• **Exercise objective**: Go through the records below and count every line containing "size". Reply with the count alone.

• **Task inputs**:
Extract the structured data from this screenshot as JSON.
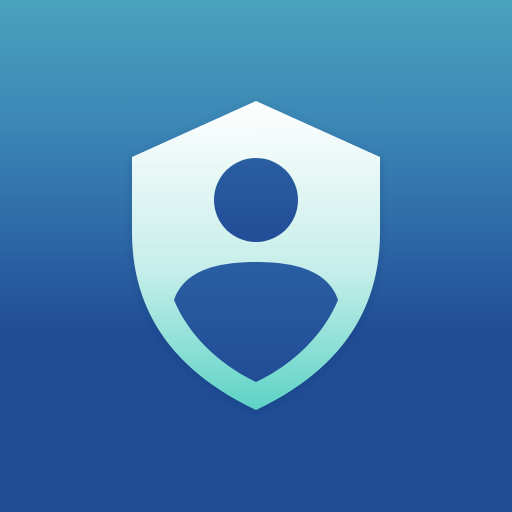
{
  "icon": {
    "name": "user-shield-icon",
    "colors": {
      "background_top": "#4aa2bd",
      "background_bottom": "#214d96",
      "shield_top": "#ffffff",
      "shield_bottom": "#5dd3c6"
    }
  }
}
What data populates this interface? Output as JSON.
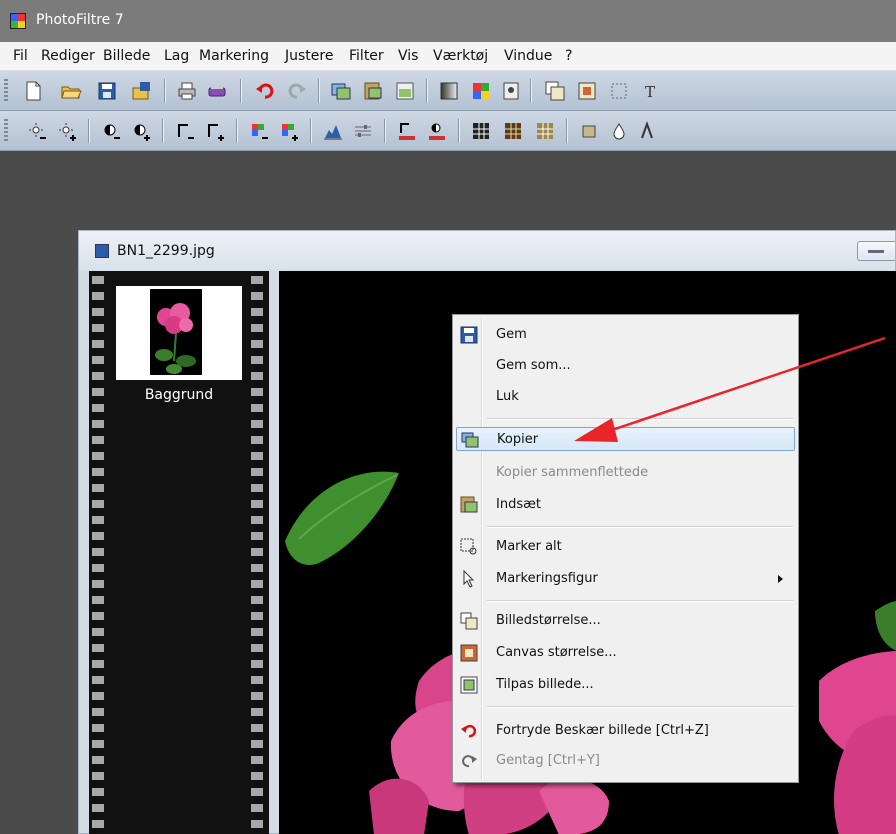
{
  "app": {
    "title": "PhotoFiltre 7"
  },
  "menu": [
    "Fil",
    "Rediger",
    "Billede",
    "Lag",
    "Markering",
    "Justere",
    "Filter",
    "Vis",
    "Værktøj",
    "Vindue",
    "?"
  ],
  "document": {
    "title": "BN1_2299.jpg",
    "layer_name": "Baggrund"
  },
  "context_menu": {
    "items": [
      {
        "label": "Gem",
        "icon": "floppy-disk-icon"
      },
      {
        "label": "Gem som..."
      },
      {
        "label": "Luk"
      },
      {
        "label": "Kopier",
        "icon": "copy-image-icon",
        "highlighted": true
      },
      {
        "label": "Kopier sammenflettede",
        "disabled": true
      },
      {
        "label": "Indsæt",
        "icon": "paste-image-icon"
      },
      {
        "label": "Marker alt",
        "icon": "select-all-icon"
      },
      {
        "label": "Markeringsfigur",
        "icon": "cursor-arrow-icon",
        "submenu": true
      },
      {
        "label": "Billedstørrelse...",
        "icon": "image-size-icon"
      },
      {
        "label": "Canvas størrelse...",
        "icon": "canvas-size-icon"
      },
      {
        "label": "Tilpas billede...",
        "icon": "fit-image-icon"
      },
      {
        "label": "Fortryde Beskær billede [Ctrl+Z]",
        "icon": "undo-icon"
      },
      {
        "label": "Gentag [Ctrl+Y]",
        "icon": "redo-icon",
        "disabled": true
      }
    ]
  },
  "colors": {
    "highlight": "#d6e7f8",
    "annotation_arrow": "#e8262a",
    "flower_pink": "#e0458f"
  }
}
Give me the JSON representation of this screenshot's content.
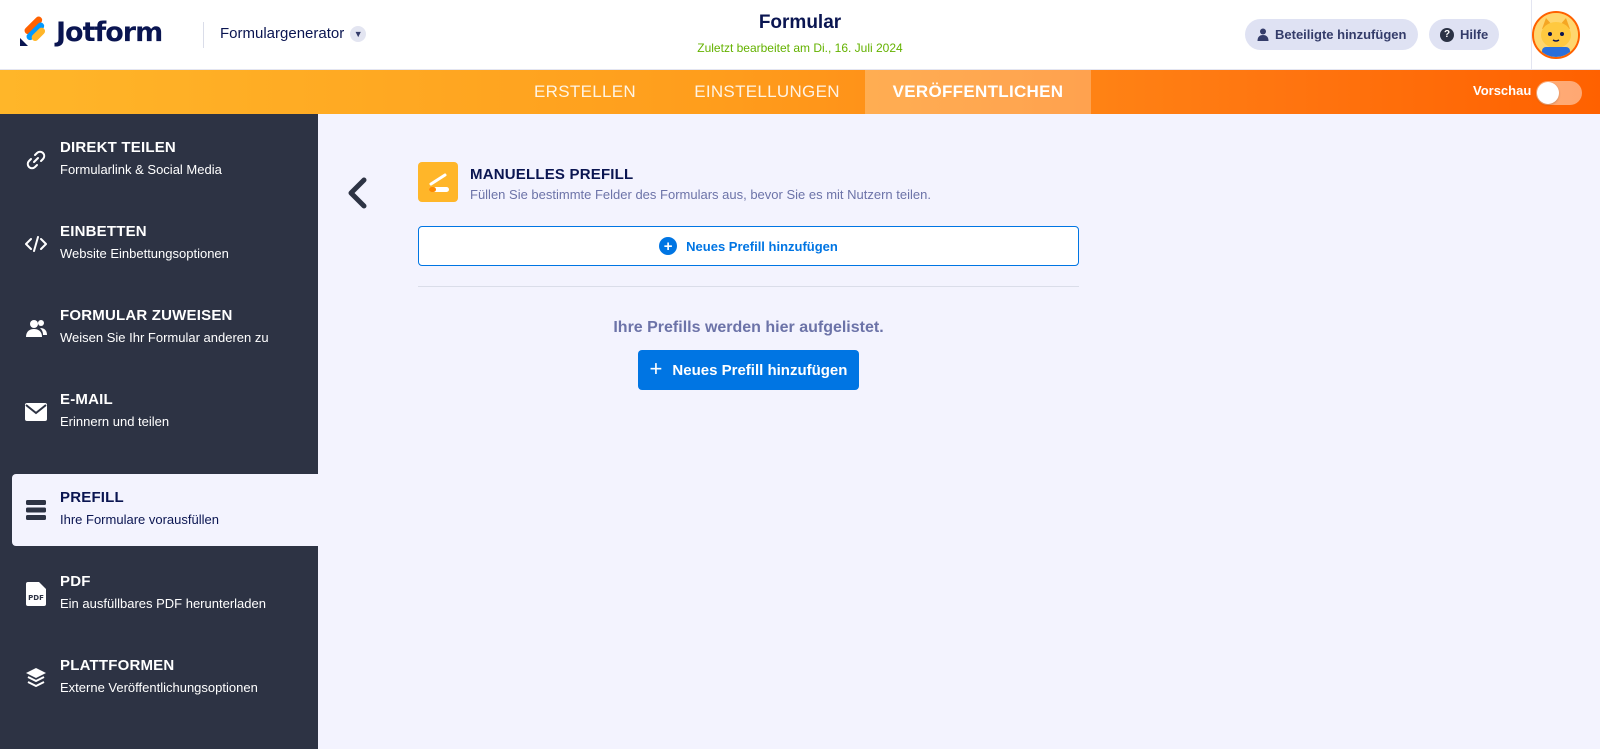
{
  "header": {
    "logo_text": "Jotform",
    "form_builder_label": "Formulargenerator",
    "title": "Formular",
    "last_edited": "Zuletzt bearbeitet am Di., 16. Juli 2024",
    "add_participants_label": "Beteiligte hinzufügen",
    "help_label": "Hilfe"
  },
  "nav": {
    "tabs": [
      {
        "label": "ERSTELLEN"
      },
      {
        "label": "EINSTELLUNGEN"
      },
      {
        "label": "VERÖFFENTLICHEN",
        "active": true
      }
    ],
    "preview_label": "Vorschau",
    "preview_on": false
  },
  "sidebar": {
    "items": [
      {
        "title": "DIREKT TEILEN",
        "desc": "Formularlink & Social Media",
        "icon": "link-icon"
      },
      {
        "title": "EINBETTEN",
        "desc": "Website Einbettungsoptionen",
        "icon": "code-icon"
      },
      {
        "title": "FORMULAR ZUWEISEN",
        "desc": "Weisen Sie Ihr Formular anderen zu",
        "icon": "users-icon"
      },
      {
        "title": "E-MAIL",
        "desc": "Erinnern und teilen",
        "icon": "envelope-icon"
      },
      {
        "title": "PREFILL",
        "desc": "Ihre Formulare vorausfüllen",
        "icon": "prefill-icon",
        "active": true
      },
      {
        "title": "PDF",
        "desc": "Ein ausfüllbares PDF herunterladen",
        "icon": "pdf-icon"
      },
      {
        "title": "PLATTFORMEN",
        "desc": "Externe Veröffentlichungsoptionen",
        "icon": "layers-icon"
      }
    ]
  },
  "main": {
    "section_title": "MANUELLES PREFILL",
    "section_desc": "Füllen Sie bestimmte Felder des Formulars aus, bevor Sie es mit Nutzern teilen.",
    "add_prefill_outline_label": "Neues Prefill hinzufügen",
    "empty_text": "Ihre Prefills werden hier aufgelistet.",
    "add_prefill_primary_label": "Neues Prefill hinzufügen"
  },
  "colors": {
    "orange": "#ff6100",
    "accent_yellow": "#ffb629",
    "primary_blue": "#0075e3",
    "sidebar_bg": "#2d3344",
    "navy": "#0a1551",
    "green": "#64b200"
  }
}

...

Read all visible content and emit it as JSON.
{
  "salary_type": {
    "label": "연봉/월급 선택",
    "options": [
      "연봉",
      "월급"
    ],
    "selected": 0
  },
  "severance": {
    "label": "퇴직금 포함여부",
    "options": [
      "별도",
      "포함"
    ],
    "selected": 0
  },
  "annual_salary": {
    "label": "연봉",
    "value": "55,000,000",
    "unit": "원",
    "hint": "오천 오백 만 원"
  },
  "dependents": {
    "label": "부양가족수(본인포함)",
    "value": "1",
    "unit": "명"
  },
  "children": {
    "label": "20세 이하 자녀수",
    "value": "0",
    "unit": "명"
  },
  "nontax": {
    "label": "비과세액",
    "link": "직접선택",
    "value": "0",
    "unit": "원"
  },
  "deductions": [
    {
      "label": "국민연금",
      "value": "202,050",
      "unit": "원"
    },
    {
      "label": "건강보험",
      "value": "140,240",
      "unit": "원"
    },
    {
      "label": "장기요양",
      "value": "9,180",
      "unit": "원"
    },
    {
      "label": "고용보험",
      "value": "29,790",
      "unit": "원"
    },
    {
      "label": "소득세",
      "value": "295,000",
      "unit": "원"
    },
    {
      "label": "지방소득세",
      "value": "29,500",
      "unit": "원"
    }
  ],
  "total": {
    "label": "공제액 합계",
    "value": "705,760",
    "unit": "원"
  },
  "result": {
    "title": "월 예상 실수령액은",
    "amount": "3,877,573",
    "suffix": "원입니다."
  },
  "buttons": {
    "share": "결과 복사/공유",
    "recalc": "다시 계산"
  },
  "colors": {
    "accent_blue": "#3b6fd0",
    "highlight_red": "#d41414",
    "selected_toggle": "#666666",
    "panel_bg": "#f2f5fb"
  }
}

• **Your solution**: 2